WORK REQUEST: The entries that follow contain images, which should be left out; output everything else exactly.

DATA EXCERPTS:

_____

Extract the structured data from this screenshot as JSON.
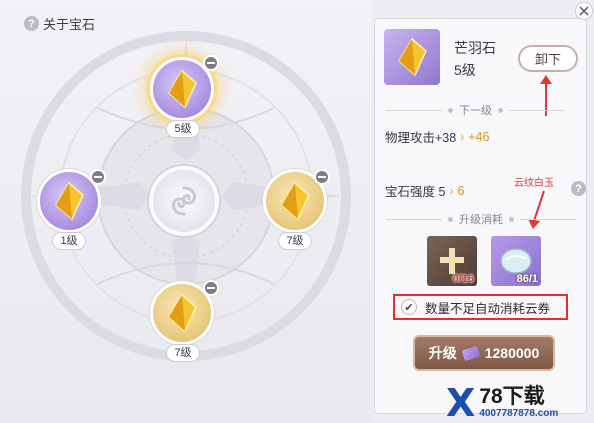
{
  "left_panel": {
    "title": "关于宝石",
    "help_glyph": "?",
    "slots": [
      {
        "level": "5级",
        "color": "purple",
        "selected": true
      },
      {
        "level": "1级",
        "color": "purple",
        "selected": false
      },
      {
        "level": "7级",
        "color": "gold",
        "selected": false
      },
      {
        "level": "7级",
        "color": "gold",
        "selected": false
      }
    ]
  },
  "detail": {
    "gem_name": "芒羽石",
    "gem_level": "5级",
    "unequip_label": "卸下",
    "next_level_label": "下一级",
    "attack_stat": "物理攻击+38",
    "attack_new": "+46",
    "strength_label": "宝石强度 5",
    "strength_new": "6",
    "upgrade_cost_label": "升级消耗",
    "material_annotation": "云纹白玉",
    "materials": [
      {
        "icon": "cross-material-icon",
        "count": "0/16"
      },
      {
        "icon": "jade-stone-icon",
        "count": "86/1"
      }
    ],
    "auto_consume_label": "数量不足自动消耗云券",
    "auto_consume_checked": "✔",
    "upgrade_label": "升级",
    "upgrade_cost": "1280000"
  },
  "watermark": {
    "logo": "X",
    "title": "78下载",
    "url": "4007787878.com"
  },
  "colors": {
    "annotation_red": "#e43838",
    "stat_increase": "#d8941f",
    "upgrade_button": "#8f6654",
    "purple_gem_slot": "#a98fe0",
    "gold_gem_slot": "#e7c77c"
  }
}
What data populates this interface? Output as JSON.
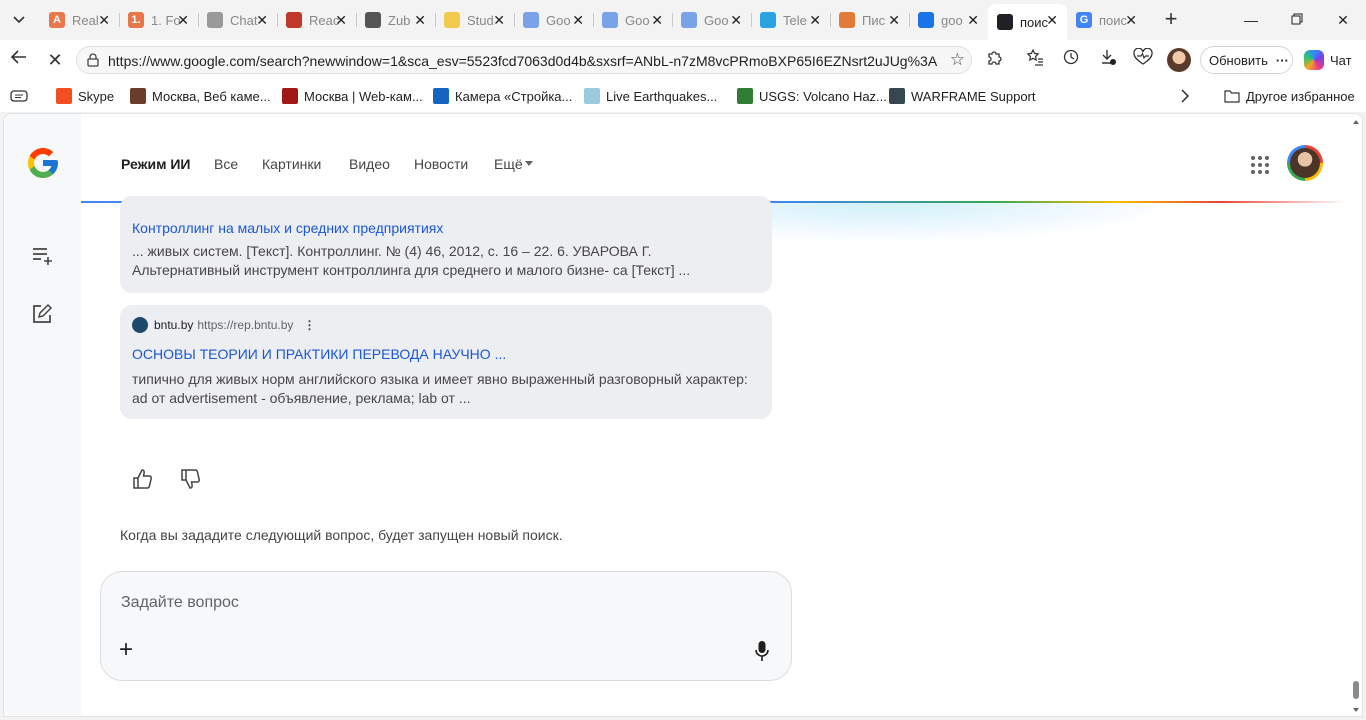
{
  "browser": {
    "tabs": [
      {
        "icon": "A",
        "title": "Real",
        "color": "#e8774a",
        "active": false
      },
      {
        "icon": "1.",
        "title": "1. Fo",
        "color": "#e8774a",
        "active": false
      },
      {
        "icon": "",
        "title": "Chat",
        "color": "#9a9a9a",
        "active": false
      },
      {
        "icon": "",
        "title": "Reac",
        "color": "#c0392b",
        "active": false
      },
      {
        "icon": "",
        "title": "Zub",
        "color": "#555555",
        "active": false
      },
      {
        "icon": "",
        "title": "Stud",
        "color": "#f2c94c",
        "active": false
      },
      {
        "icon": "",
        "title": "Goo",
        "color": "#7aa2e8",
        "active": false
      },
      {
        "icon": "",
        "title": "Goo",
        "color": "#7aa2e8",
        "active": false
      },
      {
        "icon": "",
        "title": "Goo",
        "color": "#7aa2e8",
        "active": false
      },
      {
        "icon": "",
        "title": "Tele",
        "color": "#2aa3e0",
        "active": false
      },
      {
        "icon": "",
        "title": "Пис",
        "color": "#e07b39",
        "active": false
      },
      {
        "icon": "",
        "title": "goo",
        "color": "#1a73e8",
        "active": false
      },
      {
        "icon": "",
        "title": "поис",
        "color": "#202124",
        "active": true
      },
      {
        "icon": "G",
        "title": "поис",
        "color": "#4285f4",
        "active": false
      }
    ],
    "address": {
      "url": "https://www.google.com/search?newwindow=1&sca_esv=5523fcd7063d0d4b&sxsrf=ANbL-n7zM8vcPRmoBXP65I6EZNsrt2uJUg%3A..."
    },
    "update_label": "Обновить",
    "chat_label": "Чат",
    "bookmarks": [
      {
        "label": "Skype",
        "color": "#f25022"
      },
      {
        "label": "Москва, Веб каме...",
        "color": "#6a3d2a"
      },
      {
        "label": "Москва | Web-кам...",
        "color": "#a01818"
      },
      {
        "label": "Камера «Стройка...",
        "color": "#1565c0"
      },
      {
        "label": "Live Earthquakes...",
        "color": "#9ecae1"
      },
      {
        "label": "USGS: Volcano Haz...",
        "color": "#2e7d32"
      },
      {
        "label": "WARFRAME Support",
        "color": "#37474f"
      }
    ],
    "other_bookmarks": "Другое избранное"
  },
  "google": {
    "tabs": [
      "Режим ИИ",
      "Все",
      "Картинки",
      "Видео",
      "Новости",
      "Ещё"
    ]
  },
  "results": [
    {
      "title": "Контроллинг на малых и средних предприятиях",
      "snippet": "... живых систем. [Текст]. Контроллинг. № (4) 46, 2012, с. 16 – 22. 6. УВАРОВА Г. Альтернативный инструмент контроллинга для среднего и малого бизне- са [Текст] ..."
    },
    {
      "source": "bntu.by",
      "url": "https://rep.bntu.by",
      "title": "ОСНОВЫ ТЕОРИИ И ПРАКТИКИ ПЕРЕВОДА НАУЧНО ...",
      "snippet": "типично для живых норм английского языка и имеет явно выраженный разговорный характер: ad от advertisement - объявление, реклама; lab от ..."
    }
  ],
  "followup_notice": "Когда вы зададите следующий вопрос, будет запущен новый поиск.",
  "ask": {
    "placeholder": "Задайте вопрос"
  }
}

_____

REPLY TO THE EXERCISE:
Extract the structured data from this screenshot as JSON.
{
  "left_panel": {
    "title": "关于宝石",
    "help_glyph": "?",
    "slots": [
      {
        "level": "5级",
        "color": "purple",
        "selected": true
      },
      {
        "level": "1级",
        "color": "purple",
        "selected": false
      },
      {
        "level": "7级",
        "color": "gold",
        "selected": false
      },
      {
        "level": "7级",
        "color": "gold",
        "selected": false
      }
    ]
  },
  "detail": {
    "gem_name": "芒羽石",
    "gem_level": "5级",
    "unequip_label": "卸下",
    "next_level_label": "下一级",
    "attack_stat": "物理攻击+38",
    "attack_new": "+46",
    "strength_label": "宝石强度 5",
    "strength_new": "6",
    "upgrade_cost_label": "升级消耗",
    "material_annotation": "云纹白玉",
    "materials": [
      {
        "icon": "cross-material-icon",
        "count": "0/16"
      },
      {
        "icon": "jade-stone-icon",
        "count": "86/1"
      }
    ],
    "auto_consume_label": "数量不足自动消耗云券",
    "auto_consume_checked": "✔",
    "upgrade_label": "升级",
    "upgrade_cost": "1280000"
  },
  "watermark": {
    "logo": "X",
    "title": "78下载",
    "url": "4007787878.com"
  },
  "colors": {
    "annotation_red": "#e43838",
    "stat_increase": "#d8941f",
    "upgrade_button": "#8f6654",
    "purple_gem_slot": "#a98fe0",
    "gold_gem_slot": "#e7c77c"
  }
}
What data populates this interface? Output as JSON.
{
  "browser": {
    "tabs": [
      {
        "icon": "A",
        "title": "Real",
        "color": "#e8774a",
        "active": false
      },
      {
        "icon": "1.",
        "title": "1. Fo",
        "color": "#e8774a",
        "active": false
      },
      {
        "icon": "",
        "title": "Chat",
        "color": "#9a9a9a",
        "active": false
      },
      {
        "icon": "",
        "title": "Reac",
        "color": "#c0392b",
        "active": false
      },
      {
        "icon": "",
        "title": "Zub",
        "color": "#555555",
        "active": false
      },
      {
        "icon": "",
        "title": "Stud",
        "color": "#f2c94c",
        "active": false
      },
      {
        "icon": "",
        "title": "Goo",
        "color": "#7aa2e8",
        "active": false
      },
      {
        "icon": "",
        "title": "Goo",
        "color": "#7aa2e8",
        "active": false
      },
      {
        "icon": "",
        "title": "Goo",
        "color": "#7aa2e8",
        "active": false
      },
      {
        "icon": "",
        "title": "Tele",
        "color": "#2aa3e0",
        "active": false
      },
      {
        "icon": "",
        "title": "Пис",
        "color": "#e07b39",
        "active": false
      },
      {
        "icon": "",
        "title": "goo",
        "color": "#1a73e8",
        "active": false
      },
      {
        "icon": "",
        "title": "поис",
        "color": "#202124",
        "active": true
      },
      {
        "icon": "G",
        "title": "поис",
        "color": "#4285f4",
        "active": false
      }
    ],
    "address": {
      "url": "https://www.google.com/search?newwindow=1&sca_esv=5523fcd7063d0d4b&sxsrf=ANbL-n7zM8vcPRmoBXP65I6EZNsrt2uJUg%3A..."
    },
    "update_label": "Обновить",
    "chat_label": "Чат",
    "bookmarks": [
      {
        "label": "Skype",
        "color": "#f25022"
      },
      {
        "label": "Москва, Веб каме...",
        "color": "#6a3d2a"
      },
      {
        "label": "Москва | Web-кам...",
        "color": "#a01818"
      },
      {
        "label": "Камера «Стройка...",
        "color": "#1565c0"
      },
      {
        "label": "Live Earthquakes...",
        "color": "#9ecae1"
      },
      {
        "label": "USGS: Volcano Haz...",
        "color": "#2e7d32"
      },
      {
        "label": "WARFRAME Support",
        "color": "#37474f"
      }
    ],
    "other_bookmarks": "Другое избранное"
  },
  "google": {
    "tabs": [
      "Режим ИИ",
      "Все",
      "Картинки",
      "Видео",
      "Новости",
      "Ещё"
    ]
  },
  "results": [
    {
      "title": "Контроллинг на малых и средних предприятиях",
      "snippet": "... живых систем. [Текст]. Контроллинг. № (4) 46, 2012, с. 16 – 22. 6. УВАРОВА Г. Альтернативный инструмент контроллинга для среднего и малого бизне- са [Текст] ..."
    },
    {
      "source": "bntu.by",
      "url": "https://rep.bntu.by",
      "title": "ОСНОВЫ ТЕОРИИ И ПРАКТИКИ ПЕРЕВОДА НАУЧНО ...",
      "snippet": "типично для живых норм английского языка и имеет явно выраженный разговорный характер: ad от advertisement - объявление, реклама; lab от ..."
    }
  ],
  "followup_notice": "Когда вы зададите следующий вопрос, будет запущен новый поиск.",
  "ask": {
    "placeholder": "Задайте вопрос"
  }
}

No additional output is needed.